Leo Varadkar becomes Republic of Ireland's taoiseach
Leo Varadkar has become the Republic of Ireland's new taoiseach (prime minister).
A parliamentary vote on Wednesday confirmed the 38-year-old as the country's youngest and first gay leader by 57 votes to 50, with 45 abstentions.
The former GP, who is the son of an Irish nurse and a doctor from India, won the Fine Gael party leadership earlier this month.
He has made his leadership rival Simon Coveney the deputy leader of the party.
'New European centre'
Addressing the Dáil (Irish parliament) after his election, Mr Varadkar said: "I've been elected to lead but I promise to serve."
"The government that I lead will not be one of left or right because those old divisions don't comprehend the political challenges of today.
"The government I lead will be one of the new European centre as we seek to build a republic of opportunity."
Mr Varadkar then travelled to the president's residence, Áras an Uachtaráin, where President Michael D Higgins gave him the seals of office to officially confirm his appointment.
His first job as taoiseach has been to announce the members of his government.
Among the first of the new cabinet appointments was Charlie Flanagan to the role of justice minister, moving from his post as foreign affairs minister.
'Diverse and inclusive'
Former Taoiseach Enda Kenny nominated Mr Varadkar to succeed him at the start of Wednesday's Dáil proceedings, saying he would carry out the role with integrity and skill.
"As the country's youngest holder of this office, he speaks for a new generation of Irish women and Irish men," he said.
"He represents a modern, diverse and inclusive Ireland and speaks for them like no other, an Ireland in which each person can fulfil their potential and live their dreams."
Sinn Fein President Gerry Adams wished Mr Varadkar well in his new role.
"I think he is a decent man. I wish him well," he said.
"I do not know him well - although he and I once attended the same Pilates class.

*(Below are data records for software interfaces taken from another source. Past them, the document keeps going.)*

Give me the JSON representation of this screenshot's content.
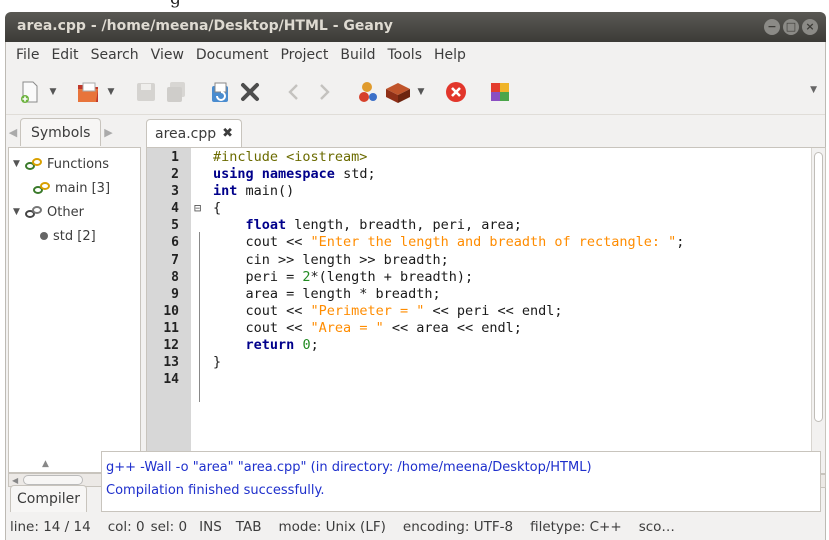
{
  "window": {
    "caption_fragment": "g",
    "title": "area.cpp - /home/meena/Desktop/HTML - Geany",
    "buttons": [
      "−",
      "□",
      "×"
    ]
  },
  "menu": [
    "File",
    "Edit",
    "Search",
    "View",
    "Document",
    "Project",
    "Build",
    "Tools",
    "Help"
  ],
  "toolbar": {
    "icons": [
      "new-file-icon",
      "open-file-icon",
      "save-icon",
      "save-all-icon",
      "revert-icon",
      "close-icon",
      "back-icon",
      "forward-icon",
      "compile-icon",
      "build-icon",
      "stop-icon",
      "color-chooser-icon"
    ]
  },
  "sidebar": {
    "tab": "Symbols",
    "tree": [
      {
        "label": "Functions",
        "level": 0,
        "toggle": "▼"
      },
      {
        "label": "main [3]",
        "level": 1,
        "toggle": ""
      },
      {
        "label": "Other",
        "level": 0,
        "toggle": "▼"
      },
      {
        "label": "std [2]",
        "level": 1,
        "toggle": ""
      }
    ]
  },
  "editor": {
    "tab": "area.cpp",
    "lines": [
      {
        "n": "1",
        "fold": "",
        "parts": [
          [
            "prep",
            "#include <iostream>"
          ]
        ]
      },
      {
        "n": "2",
        "fold": "",
        "parts": [
          [
            "kw",
            "using"
          ],
          [
            "",
            " "
          ],
          [
            "kw",
            "namespace"
          ],
          [
            "",
            " std;"
          ]
        ]
      },
      {
        "n": "3",
        "fold": "",
        "parts": [
          [
            "kw",
            "int"
          ],
          [
            "",
            " main()"
          ]
        ]
      },
      {
        "n": "4",
        "fold": "⊟",
        "parts": [
          [
            "",
            "{"
          ]
        ]
      },
      {
        "n": "5",
        "fold": "",
        "parts": [
          [
            "",
            "    "
          ],
          [
            "kw",
            "float"
          ],
          [
            "",
            " length, breadth, peri, area;"
          ]
        ]
      },
      {
        "n": "6",
        "fold": "",
        "parts": [
          [
            "",
            "    cout << "
          ],
          [
            "str",
            "\"Enter the length and breadth of rectangle: \""
          ],
          [
            "",
            ";"
          ]
        ]
      },
      {
        "n": "7",
        "fold": "",
        "parts": [
          [
            "",
            "    cin >> length >> breadth;"
          ]
        ]
      },
      {
        "n": "8",
        "fold": "",
        "parts": [
          [
            "",
            "    peri = "
          ],
          [
            "num",
            "2"
          ],
          [
            "",
            "*(length + breadth);"
          ]
        ]
      },
      {
        "n": "9",
        "fold": "",
        "parts": [
          [
            "",
            "    area = length * breadth;"
          ]
        ]
      },
      {
        "n": "10",
        "fold": "",
        "parts": [
          [
            "",
            "    cout << "
          ],
          [
            "str",
            "\"Perimeter = \""
          ],
          [
            "",
            " << peri << endl;"
          ]
        ]
      },
      {
        "n": "11",
        "fold": "",
        "parts": [
          [
            "",
            "    cout << "
          ],
          [
            "str",
            "\"Area = \""
          ],
          [
            "",
            " << area << endl;"
          ]
        ]
      },
      {
        "n": "12",
        "fold": "",
        "parts": [
          [
            "",
            "    "
          ],
          [
            "kw",
            "return"
          ],
          [
            "",
            " "
          ],
          [
            "num",
            "0"
          ],
          [
            "",
            ";"
          ]
        ]
      },
      {
        "n": "13",
        "fold": "",
        "parts": [
          [
            "",
            "}"
          ]
        ]
      },
      {
        "n": "14",
        "fold": "",
        "parts": [
          [
            "",
            ""
          ]
        ]
      }
    ]
  },
  "messages": {
    "tab": "Compiler",
    "lines": [
      "g++ -Wall -o \"area\" \"area.cpp\" (in directory: /home/meena/Desktop/HTML)",
      "Compilation finished successfully."
    ]
  },
  "status": {
    "line": "line: 14 / 14",
    "col": "col: 0",
    "sel": "sel: 0",
    "ins": "INS",
    "tab": "TAB",
    "mode": "mode: Unix (LF)",
    "encoding": "encoding: UTF-8",
    "filetype": "filetype: C++",
    "scope": "sco…"
  }
}
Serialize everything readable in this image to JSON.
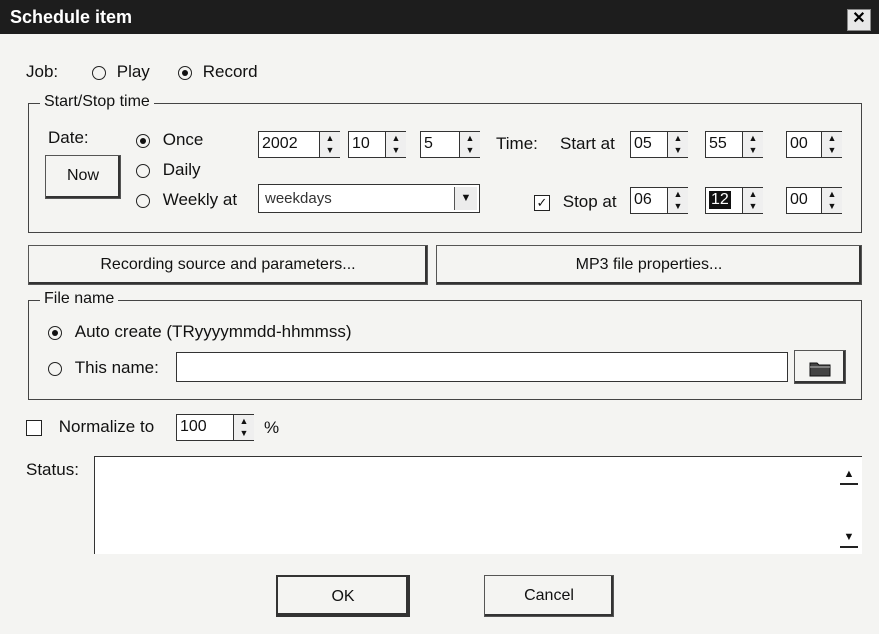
{
  "window": {
    "title": "Schedule item",
    "close_symbol": "✕"
  },
  "job": {
    "label": "Job:",
    "play_label": "Play",
    "record_label": "Record",
    "selected": "Record"
  },
  "schedule": {
    "group_label": "Start/Stop time",
    "date_label": "Date:",
    "now_button": "Now",
    "once_label": "Once",
    "daily_label": "Daily",
    "weekly_label": "Weekly at",
    "weekly_value": "weekdays",
    "selected_frequency": "Once",
    "year": "2002",
    "month": "10",
    "day": "5",
    "time_label": "Time:",
    "start_label": "Start at",
    "start_hour": "05",
    "start_minute": "55",
    "start_second": "00",
    "stop_label": "Stop at",
    "stop_checked": true,
    "stop_hour": "06",
    "stop_minute": "12",
    "stop_second": "00"
  },
  "buttons": {
    "recording_source": "Recording source and parameters...",
    "mp3_properties": "MP3 file properties...",
    "ok": "OK",
    "cancel": "Cancel"
  },
  "file_name": {
    "group_label": "File name",
    "auto_create_label": "Auto create (TRyyyymmdd-hhmmss)",
    "this_name_label": "This name:",
    "this_name_value": "",
    "selected": "Auto create"
  },
  "normalize": {
    "label": "Normalize to",
    "checked": false,
    "value": "100",
    "unit": "%"
  },
  "status": {
    "label": "Status:",
    "text": ""
  }
}
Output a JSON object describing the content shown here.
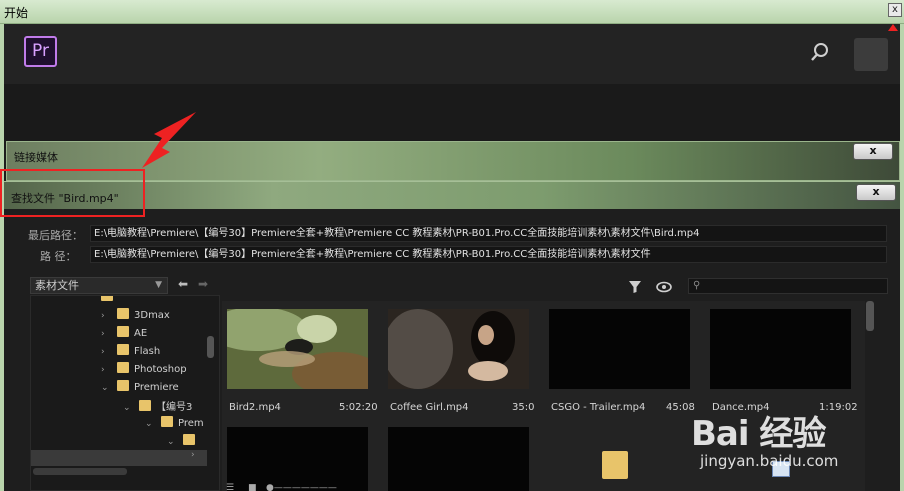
{
  "window": {
    "title": "开始",
    "close_label": "x"
  },
  "premiere": {
    "logo_text": "Pr"
  },
  "link_media_dialog": {
    "title": "链接媒体",
    "close_label": "x"
  },
  "find_dialog": {
    "title": "查找文件 \"Bird.mp4\"",
    "close_label": "x",
    "last_path_label": "最后路径：",
    "last_path_value": "E:\\电脑教程\\Premiere\\【编号30】Premiere全套+教程\\Premiere  CC 教程素材\\PR-B01.Pro.CC全面技能培训素材\\素材文件\\Bird.mp4",
    "path_label": "路 径：",
    "path_value": "E:\\电脑教程\\Premiere\\【编号30】Premiere全套+教程\\Premiere  CC 教程素材\\PR-B01.Pro.CC全面技能培训素材\\素材文件",
    "folder_dropdown": "素材文件",
    "search_placeholder": "",
    "tree": [
      {
        "label": "3Dmax"
      },
      {
        "label": "AE"
      },
      {
        "label": "Flash"
      },
      {
        "label": "Photoshop"
      },
      {
        "label": "Premiere"
      },
      {
        "label": "【编号3"
      },
      {
        "label": "Prem"
      },
      {
        "label": ""
      },
      {
        "label": ""
      }
    ],
    "files": [
      {
        "name": "Bird2.mp4",
        "duration": "5:02:20"
      },
      {
        "name": "Coffee Girl.mp4",
        "duration": "35:0"
      },
      {
        "name": "CSGO - Trailer.mp4",
        "duration": "45:08"
      },
      {
        "name": "Dance.mp4",
        "duration": "1:19:02"
      }
    ]
  },
  "watermark": {
    "line1": "Bai 经验",
    "line2": "jingyan.baidu.com"
  },
  "colors": {
    "accent_pr": "#c07bea",
    "annotation": "#ee2222",
    "folder": "#e8c46a"
  }
}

"We couldn't get the former taoiseach to stretch as far as that," Mr Adams added.
Mr Varadkar acknowledged the joint exercise class.
He jokingly added that Mr Adams had been much better at Pilates because "he has greater experience of being in a tight squeeze."
The European Commission President Jean-Claude Juncker, also congratulated the new taoiseach, emphasising the common challenge posed by Brexit.
"I am confident that we will develop a close working relationship to tackle the various challenges facing Ireland and the European Union that lie ahead, including the consequences of the decision of the UK to leave the EU," Mr Juncker said.
Who is Leo Varadkar?
The former GP is the son of an Irish nurse and a doctor from India.
He was first elected as a councillor at the age of 24 and took a seat in the Dáil in 2007.
Shortly before the 2015 same-sex marriage referendum in Ireland he came out as gay during an interview with RTÉ.
His views are regarded as a centre-right politically due to his approach to socio-economic issues.
In 2011, Fine Gael appointed Mr Varadkar as the minister for transport, tourism and sport - and then health minister.
More recently he has overseen Ireland's welfare system.
Mr Kenny was the longest serving Fine Gael taoiseach and the first to serve two terms.
He made his final speech to the Dáil on Tuesday, stating that he had always strived to get the best for the Irish people.
'Re-energise the party'
Mr Varadkar not only takes over the role of taoiseach, but also its main challenges, including the implications of Brexit on Ireland and the collapse of devolved government in Northern Ireland.
Due to his sexuality and ethnic background, he is seen by many as a liberal leader of a country once perceived as socially conservative.
Shortly after he addressed Fine Gael for the first time since being leader, Leo Varadkar tweeted that he was "delighted" to appoint housing minister Simon Coveney as his deputy.
He added that together they would "guide Fine Gael's role in government and re-energise the party".